··· Exercise data

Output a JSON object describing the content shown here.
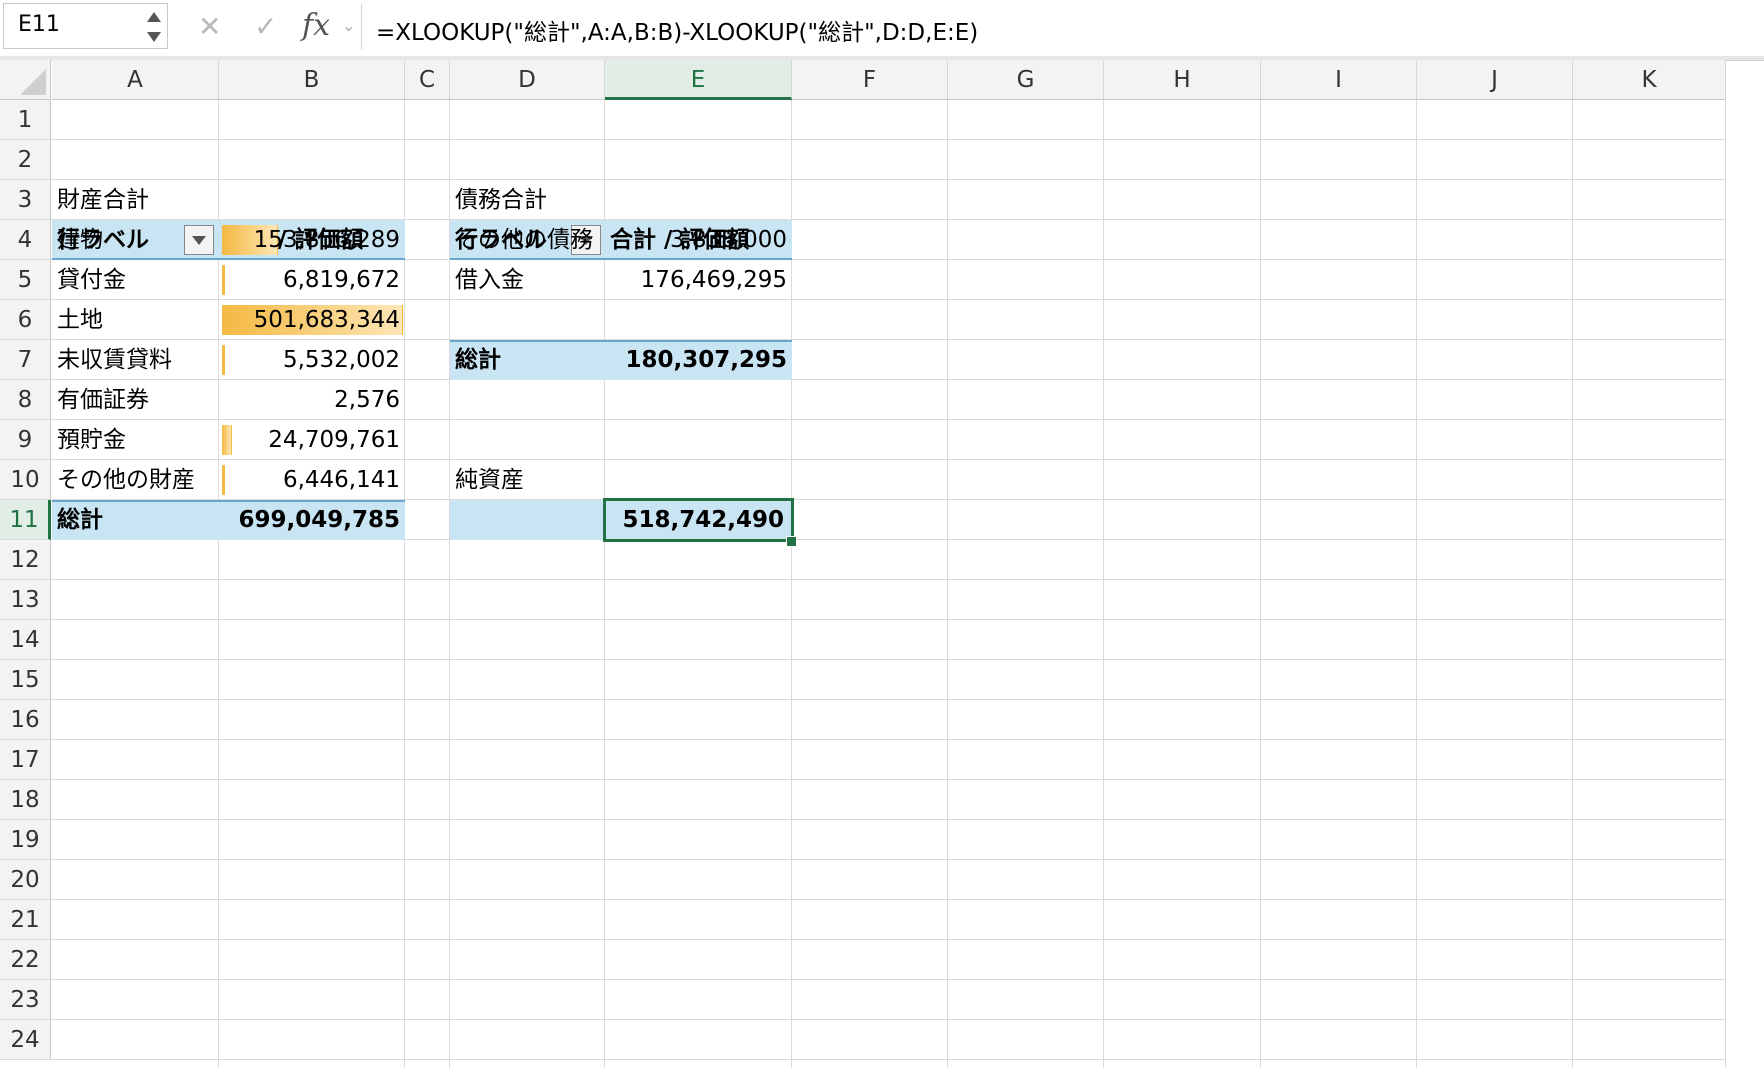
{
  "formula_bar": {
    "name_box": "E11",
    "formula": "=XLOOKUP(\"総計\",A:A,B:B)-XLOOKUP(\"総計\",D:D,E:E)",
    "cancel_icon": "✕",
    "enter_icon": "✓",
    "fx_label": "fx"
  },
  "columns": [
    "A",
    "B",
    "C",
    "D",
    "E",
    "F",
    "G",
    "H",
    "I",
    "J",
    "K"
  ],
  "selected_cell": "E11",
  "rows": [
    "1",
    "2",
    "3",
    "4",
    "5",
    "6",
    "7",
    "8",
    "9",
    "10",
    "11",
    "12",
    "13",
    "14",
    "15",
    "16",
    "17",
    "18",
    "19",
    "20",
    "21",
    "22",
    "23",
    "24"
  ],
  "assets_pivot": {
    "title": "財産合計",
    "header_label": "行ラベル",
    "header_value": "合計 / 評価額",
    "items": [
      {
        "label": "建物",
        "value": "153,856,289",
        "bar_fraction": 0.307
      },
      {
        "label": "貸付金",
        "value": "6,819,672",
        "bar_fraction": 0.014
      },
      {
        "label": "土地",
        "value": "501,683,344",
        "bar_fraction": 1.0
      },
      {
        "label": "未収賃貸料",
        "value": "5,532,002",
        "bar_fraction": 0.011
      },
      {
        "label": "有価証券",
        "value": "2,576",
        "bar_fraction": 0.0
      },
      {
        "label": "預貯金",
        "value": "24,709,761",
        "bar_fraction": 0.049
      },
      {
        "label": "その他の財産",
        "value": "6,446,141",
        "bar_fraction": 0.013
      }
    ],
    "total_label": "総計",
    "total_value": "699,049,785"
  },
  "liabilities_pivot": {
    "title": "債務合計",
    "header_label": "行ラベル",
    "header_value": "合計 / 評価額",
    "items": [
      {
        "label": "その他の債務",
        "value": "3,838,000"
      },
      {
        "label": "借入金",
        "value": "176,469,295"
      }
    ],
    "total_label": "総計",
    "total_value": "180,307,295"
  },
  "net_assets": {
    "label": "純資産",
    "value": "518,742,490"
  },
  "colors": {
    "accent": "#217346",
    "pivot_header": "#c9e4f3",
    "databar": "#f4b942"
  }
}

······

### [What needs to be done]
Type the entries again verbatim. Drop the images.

### [Output for this exercise]
Output a JSON object describing the content shown here.
{
  "formula_bar": {
    "name_box": "E11",
    "formula": "=XLOOKUP(\"総計\",A:A,B:B)-XLOOKUP(\"総計\",D:D,E:E)",
    "cancel_icon": "✕",
    "enter_icon": "✓",
    "fx_label": "fx"
  },
  "columns": [
    "A",
    "B",
    "C",
    "D",
    "E",
    "F",
    "G",
    "H",
    "I",
    "J",
    "K"
  ],
  "selected_cell": "E11",
  "rows": [
    "1",
    "2",
    "3",
    "4",
    "5",
    "6",
    "7",
    "8",
    "9",
    "10",
    "11",
    "12",
    "13",
    "14",
    "15",
    "16",
    "17",
    "18",
    "19",
    "20",
    "21",
    "22",
    "23",
    "24"
  ],
  "assets_pivot": {
    "title": "財産合計",
    "header_label": "行ラベル",
    "header_value": "合計 / 評価額",
    "items": [
      {
        "label": "建物",
        "value": "153,856,289",
        "bar_fraction": 0.307
      },
      {
        "label": "貸付金",
        "value": "6,819,672",
        "bar_fraction": 0.014
      },
      {
        "label": "土地",
        "value": "501,683,344",
        "bar_fraction": 1.0
      },
      {
        "label": "未収賃貸料",
        "value": "5,532,002",
        "bar_fraction": 0.011
      },
      {
        "label": "有価証券",
        "value": "2,576",
        "bar_fraction": 0.0
      },
      {
        "label": "預貯金",
        "value": "24,709,761",
        "bar_fraction": 0.049
      },
      {
        "label": "その他の財産",
        "value": "6,446,141",
        "bar_fraction": 0.013
      }
    ],
    "total_label": "総計",
    "total_value": "699,049,785"
  },
  "liabilities_pivot": {
    "title": "債務合計",
    "header_label": "行ラベル",
    "header_value": "合計 / 評価額",
    "items": [
      {
        "label": "その他の債務",
        "value": "3,838,000"
      },
      {
        "label": "借入金",
        "value": "176,469,295"
      }
    ],
    "total_label": "総計",
    "total_value": "180,307,295"
  },
  "net_assets": {
    "label": "純資産",
    "value": "518,742,490"
  },
  "colors": {
    "accent": "#217346",
    "pivot_header": "#c9e4f3",
    "databar": "#f4b942"
  }
}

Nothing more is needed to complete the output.